DIRECTIONS -
Write out the whole listing. Leave out nothing.
━━ AVAILABLE RECORDS
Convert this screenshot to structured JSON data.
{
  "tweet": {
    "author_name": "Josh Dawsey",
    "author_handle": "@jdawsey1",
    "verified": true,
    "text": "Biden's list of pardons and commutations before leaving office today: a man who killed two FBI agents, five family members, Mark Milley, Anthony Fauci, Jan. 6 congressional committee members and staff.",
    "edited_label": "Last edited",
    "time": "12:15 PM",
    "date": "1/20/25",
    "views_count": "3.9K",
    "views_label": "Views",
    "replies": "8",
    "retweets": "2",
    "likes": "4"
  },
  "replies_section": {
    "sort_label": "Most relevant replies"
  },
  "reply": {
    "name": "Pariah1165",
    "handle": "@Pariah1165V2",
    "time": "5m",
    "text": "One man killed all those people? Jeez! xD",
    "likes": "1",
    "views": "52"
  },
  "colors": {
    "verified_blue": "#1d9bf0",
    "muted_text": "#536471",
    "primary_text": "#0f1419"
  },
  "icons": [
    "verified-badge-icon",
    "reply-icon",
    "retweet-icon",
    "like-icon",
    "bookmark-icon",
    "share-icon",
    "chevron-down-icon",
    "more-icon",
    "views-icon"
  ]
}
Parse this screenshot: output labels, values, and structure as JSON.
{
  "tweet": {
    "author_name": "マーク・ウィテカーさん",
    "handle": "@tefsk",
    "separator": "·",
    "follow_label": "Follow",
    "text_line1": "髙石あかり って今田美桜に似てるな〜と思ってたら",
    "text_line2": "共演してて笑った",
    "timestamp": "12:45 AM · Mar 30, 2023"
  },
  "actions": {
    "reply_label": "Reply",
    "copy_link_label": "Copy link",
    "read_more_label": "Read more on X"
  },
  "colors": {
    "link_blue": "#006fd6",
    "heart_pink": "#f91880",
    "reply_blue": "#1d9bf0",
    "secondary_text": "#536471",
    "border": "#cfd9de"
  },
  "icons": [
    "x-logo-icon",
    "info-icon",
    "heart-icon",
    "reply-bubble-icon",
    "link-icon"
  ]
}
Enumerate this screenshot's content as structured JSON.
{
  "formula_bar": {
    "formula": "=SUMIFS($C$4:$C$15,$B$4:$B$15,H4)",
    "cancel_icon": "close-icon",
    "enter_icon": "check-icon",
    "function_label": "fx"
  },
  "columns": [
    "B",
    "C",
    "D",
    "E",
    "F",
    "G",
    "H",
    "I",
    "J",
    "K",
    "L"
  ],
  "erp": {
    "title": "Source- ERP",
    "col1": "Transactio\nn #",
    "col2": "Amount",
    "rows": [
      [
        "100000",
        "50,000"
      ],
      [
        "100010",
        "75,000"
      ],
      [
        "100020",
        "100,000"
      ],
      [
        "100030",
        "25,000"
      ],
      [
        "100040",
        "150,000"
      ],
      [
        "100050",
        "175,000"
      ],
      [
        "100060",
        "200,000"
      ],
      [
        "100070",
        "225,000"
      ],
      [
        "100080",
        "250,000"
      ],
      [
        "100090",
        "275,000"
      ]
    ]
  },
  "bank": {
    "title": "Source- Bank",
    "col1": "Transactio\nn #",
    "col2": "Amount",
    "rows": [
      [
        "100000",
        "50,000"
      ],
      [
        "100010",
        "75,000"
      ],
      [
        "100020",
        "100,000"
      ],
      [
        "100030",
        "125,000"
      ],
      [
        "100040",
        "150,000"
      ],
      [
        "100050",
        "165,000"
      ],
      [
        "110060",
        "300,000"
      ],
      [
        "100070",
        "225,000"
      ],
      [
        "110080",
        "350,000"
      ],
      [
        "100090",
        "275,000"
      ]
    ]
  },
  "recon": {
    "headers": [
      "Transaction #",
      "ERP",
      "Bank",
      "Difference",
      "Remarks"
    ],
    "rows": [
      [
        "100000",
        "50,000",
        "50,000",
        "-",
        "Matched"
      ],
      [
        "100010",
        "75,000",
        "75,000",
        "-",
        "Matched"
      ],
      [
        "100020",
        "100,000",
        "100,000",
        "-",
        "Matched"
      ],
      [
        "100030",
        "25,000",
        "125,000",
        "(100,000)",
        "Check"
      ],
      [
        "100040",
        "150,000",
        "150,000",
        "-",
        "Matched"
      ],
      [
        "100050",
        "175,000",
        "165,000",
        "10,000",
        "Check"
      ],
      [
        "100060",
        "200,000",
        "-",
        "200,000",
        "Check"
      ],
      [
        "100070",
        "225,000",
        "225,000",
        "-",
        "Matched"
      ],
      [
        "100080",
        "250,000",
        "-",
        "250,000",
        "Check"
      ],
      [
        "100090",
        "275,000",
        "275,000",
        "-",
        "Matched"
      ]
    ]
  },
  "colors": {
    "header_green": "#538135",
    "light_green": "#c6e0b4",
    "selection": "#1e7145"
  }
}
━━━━
OUTPUT OF THE TASK -
Convert this screenshot to structured JSON data.
{
  "tweet": {
    "author_name": "Josh Dawsey",
    "author_handle": "@jdawsey1",
    "verified": true,
    "text": "Biden's list of pardons and commutations before leaving office today: a man who killed two FBI agents, five family members, Mark Milley, Anthony Fauci, Jan. 6 congressional committee members and staff.",
    "edited_label": "Last edited",
    "time": "12:15 PM",
    "date": "1/20/25",
    "views_count": "3.9K",
    "views_label": "Views",
    "replies": "8",
    "retweets": "2",
    "likes": "4"
  },
  "replies_section": {
    "sort_label": "Most relevant replies"
  },
  "reply": {
    "name": "Pariah1165",
    "handle": "@Pariah1165V2",
    "time": "5m",
    "text": "One man killed all those people? Jeez! xD",
    "likes": "1",
    "views": "52"
  },
  "colors": {
    "verified_blue": "#1d9bf0",
    "muted_text": "#536471",
    "primary_text": "#0f1419"
  },
  "icons": [
    "verified-badge-icon",
    "reply-icon",
    "retweet-icon",
    "like-icon",
    "bookmark-icon",
    "share-icon",
    "chevron-down-icon",
    "more-icon",
    "views-icon"
  ]
}
Parse this screenshot: output labels, values, and structure as JSON.
{
  "tweet": {
    "author_name": "マーク・ウィテカーさん",
    "handle": "@tefsk",
    "separator": "·",
    "follow_label": "Follow",
    "text_line1": "髙石あかり って今田美桜に似てるな〜と思ってたら",
    "text_line2": "共演してて笑った",
    "timestamp": "12:45 AM · Mar 30, 2023"
  },
  "actions": {
    "reply_label": "Reply",
    "copy_link_label": "Copy link",
    "read_more_label": "Read more on X"
  },
  "colors": {
    "link_blue": "#006fd6",
    "heart_pink": "#f91880",
    "reply_blue": "#1d9bf0",
    "secondary_text": "#536471",
    "border": "#cfd9de"
  },
  "icons": [
    "x-logo-icon",
    "info-icon",
    "heart-icon",
    "reply-bubble-icon",
    "link-icon"
  ]
}
Enumerate this screenshot's content as structured JSON.
{
  "formula_bar": {
    "formula": "=SUMIFS($C$4:$C$15,$B$4:$B$15,H4)",
    "cancel_icon": "close-icon",
    "enter_icon": "check-icon",
    "function_label": "fx"
  },
  "columns": [
    "B",
    "C",
    "D",
    "E",
    "F",
    "G",
    "H",
    "I",
    "J",
    "K",
    "L"
  ],
  "erp": {
    "title": "Source- ERP",
    "col1": "Transactio\nn #",
    "col2": "Amount",
    "rows": [
      [
        "100000",
        "50,000"
      ],
      [
        "100010",
        "75,000"
      ],
      [
        "100020",
        "100,000"
      ],
      [
        "100030",
        "25,000"
      ],
      [
        "100040",
        "150,000"
      ],
      [
        "100050",
        "175,000"
      ],
      [
        "100060",
        "200,000"
      ],
      [
        "100070",
        "225,000"
      ],
      [
        "100080",
        "250,000"
      ],
      [
        "100090",
        "275,000"
      ]
    ]
  },
  "bank": {
    "title": "Source- Bank",
    "col1": "Transactio\nn #",
    "col2": "Amount",
    "rows": [
      [
        "100000",
        "50,000"
      ],
      [
        "100010",
        "75,000"
      ],
      [
        "100020",
        "100,000"
      ],
      [
        "100030",
        "125,000"
      ],
      [
        "100040",
        "150,000"
      ],
      [
        "100050",
        "165,000"
      ],
      [
        "110060",
        "300,000"
      ],
      [
        "100070",
        "225,000"
      ],
      [
        "110080",
        "350,000"
      ],
      [
        "100090",
        "275,000"
      ]
    ]
  },
  "recon": {
    "headers": [
      "Transaction #",
      "ERP",
      "Bank",
      "Difference",
      "Remarks"
    ],
    "rows": [
      [
        "100000",
        "50,000",
        "50,000",
        "-",
        "Matched"
      ],
      [
        "100010",
        "75,000",
        "75,000",
        "-",
        "Matched"
      ],
      [
        "100020",
        "100,000",
        "100,000",
        "-",
        "Matched"
      ],
      [
        "100030",
        "25,000",
        "125,000",
        "(100,000)",
        "Check"
      ],
      [
        "100040",
        "150,000",
        "150,000",
        "-",
        "Matched"
      ],
      [
        "100050",
        "175,000",
        "165,000",
        "10,000",
        "Check"
      ],
      [
        "100060",
        "200,000",
        "-",
        "200,000",
        "Check"
      ],
      [
        "100070",
        "225,000",
        "225,000",
        "-",
        "Matched"
      ],
      [
        "100080",
        "250,000",
        "-",
        "250,000",
        "Check"
      ],
      [
        "100090",
        "275,000",
        "275,000",
        "-",
        "Matched"
      ]
    ]
  },
  "colors": {
    "header_green": "#538135",
    "light_green": "#c6e0b4",
    "selection": "#1e7145"
  }
}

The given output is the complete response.